From the records below, pull each line that has "true".

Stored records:
□ □ □

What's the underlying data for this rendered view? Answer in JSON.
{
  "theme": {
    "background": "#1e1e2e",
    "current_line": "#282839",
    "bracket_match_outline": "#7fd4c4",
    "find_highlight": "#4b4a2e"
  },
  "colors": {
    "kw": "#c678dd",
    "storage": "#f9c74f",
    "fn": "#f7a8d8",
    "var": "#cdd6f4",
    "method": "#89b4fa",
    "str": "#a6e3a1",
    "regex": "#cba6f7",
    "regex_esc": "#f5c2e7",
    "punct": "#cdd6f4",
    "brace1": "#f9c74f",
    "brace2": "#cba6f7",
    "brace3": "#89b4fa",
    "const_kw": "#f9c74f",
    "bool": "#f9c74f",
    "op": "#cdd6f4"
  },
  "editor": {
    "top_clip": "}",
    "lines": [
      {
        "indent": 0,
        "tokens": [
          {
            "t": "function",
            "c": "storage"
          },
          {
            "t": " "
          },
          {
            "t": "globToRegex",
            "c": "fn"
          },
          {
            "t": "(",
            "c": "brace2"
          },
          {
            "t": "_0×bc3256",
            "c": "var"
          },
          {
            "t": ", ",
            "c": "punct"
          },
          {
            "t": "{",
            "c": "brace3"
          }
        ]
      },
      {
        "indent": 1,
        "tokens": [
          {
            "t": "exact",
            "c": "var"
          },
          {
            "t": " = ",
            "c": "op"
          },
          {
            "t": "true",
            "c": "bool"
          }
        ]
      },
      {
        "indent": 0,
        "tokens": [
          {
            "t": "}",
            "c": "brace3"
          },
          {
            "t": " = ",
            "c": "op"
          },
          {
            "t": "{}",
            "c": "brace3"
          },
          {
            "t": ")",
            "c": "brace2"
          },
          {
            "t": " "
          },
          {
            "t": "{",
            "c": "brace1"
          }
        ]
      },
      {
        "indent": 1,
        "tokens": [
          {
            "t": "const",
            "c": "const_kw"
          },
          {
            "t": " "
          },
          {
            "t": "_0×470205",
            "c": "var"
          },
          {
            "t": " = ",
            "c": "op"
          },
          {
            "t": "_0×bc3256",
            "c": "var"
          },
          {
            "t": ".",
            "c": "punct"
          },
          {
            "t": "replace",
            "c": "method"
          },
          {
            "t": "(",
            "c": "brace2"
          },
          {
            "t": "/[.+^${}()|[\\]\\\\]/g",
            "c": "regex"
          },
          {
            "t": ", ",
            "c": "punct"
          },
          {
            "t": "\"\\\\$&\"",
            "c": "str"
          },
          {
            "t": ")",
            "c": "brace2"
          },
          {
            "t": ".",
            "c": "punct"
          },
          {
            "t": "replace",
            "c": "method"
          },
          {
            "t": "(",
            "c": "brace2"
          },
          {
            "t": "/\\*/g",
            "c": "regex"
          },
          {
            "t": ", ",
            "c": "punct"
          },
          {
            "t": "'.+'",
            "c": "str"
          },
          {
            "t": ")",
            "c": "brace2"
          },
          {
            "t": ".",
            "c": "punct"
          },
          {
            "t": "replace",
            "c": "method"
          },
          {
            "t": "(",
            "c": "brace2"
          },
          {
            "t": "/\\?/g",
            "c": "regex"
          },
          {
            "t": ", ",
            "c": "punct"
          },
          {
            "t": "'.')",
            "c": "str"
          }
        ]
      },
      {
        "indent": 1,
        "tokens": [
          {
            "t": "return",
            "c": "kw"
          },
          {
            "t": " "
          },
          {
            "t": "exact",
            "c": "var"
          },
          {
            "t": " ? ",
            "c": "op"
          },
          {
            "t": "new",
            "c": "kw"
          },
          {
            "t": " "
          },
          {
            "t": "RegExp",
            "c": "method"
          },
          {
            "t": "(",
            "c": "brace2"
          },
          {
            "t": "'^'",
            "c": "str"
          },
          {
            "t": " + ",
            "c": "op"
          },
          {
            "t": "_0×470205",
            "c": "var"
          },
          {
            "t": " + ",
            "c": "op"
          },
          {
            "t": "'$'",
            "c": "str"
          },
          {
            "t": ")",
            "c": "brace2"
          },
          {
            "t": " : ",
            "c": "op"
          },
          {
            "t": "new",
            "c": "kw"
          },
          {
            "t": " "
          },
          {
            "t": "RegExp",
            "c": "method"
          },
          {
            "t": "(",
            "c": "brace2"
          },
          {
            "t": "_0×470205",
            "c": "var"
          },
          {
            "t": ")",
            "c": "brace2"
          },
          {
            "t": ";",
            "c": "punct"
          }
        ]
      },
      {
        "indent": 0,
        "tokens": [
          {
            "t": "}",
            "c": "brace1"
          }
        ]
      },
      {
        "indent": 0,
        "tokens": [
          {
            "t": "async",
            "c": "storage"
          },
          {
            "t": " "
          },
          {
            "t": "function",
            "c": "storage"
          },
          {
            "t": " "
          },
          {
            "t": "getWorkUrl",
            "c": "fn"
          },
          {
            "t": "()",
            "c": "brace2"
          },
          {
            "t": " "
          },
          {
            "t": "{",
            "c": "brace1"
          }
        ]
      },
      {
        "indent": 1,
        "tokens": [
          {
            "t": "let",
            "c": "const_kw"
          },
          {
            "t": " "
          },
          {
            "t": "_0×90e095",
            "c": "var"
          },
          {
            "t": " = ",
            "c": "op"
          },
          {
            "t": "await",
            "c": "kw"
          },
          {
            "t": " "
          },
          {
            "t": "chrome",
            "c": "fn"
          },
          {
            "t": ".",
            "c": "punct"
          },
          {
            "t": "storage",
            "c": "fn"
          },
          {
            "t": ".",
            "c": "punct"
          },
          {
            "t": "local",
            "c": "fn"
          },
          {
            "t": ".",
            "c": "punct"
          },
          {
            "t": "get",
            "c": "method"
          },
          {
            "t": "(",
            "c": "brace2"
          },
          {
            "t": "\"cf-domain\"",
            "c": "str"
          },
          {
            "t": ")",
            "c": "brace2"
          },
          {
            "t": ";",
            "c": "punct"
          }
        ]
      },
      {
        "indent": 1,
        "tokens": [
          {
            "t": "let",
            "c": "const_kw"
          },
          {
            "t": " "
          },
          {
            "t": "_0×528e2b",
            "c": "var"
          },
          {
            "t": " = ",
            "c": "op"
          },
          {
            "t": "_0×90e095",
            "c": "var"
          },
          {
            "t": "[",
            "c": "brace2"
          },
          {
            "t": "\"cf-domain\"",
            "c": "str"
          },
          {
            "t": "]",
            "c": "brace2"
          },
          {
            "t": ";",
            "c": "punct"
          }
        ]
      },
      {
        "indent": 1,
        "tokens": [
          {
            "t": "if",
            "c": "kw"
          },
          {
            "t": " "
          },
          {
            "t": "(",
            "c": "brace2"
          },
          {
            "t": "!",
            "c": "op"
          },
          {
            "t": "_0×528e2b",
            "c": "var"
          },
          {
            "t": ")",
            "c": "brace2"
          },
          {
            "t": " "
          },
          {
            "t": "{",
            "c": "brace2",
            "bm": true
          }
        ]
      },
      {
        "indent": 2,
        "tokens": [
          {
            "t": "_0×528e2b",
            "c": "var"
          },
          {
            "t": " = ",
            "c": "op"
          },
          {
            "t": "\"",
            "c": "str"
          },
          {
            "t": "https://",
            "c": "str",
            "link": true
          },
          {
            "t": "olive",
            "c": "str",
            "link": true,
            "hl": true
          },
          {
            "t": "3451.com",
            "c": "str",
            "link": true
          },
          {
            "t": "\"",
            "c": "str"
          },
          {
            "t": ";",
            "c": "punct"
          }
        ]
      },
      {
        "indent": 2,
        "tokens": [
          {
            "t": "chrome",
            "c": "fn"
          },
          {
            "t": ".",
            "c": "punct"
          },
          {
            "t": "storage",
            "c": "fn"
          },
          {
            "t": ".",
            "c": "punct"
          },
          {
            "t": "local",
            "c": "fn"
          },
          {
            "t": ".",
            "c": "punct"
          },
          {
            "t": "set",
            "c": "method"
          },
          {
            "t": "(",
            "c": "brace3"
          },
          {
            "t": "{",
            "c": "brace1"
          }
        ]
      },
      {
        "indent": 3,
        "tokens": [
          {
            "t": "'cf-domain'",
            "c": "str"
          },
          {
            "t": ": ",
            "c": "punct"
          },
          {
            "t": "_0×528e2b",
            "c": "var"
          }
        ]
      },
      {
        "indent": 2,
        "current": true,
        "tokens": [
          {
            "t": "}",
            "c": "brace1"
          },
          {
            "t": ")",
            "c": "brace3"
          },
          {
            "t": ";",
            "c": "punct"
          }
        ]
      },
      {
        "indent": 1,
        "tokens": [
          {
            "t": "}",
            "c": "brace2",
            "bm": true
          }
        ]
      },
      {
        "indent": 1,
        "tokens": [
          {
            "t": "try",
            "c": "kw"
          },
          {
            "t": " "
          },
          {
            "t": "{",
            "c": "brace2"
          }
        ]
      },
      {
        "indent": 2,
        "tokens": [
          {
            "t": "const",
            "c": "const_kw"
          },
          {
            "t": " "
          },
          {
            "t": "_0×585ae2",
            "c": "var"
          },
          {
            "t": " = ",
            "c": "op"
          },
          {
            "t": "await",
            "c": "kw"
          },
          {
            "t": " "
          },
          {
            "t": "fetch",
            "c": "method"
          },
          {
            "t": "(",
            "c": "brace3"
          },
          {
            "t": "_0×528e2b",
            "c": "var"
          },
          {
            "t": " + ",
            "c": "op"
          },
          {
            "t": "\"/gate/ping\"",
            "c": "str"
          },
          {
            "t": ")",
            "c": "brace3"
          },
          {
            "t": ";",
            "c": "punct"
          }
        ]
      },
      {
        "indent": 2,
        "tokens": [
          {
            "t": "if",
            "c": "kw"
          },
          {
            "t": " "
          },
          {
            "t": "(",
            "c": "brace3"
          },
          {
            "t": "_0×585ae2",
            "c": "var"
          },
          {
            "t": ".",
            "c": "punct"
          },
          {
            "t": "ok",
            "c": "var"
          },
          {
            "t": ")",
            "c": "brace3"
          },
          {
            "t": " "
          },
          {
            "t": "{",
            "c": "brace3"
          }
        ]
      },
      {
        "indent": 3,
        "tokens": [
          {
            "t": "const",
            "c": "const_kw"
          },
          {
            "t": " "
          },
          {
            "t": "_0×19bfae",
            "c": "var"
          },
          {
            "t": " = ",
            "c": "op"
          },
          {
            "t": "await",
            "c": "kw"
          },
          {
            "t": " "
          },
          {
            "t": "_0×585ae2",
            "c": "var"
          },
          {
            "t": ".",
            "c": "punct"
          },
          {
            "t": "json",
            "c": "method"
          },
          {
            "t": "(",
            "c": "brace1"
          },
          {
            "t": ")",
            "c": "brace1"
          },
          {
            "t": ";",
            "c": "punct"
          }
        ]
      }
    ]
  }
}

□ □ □

EXPECTED OUTPUT >>
            "t": "true",
            "bm": true
            "link": true
            "link": true,
            "hl": true
            "link": true
        "current": true,
            "bm": true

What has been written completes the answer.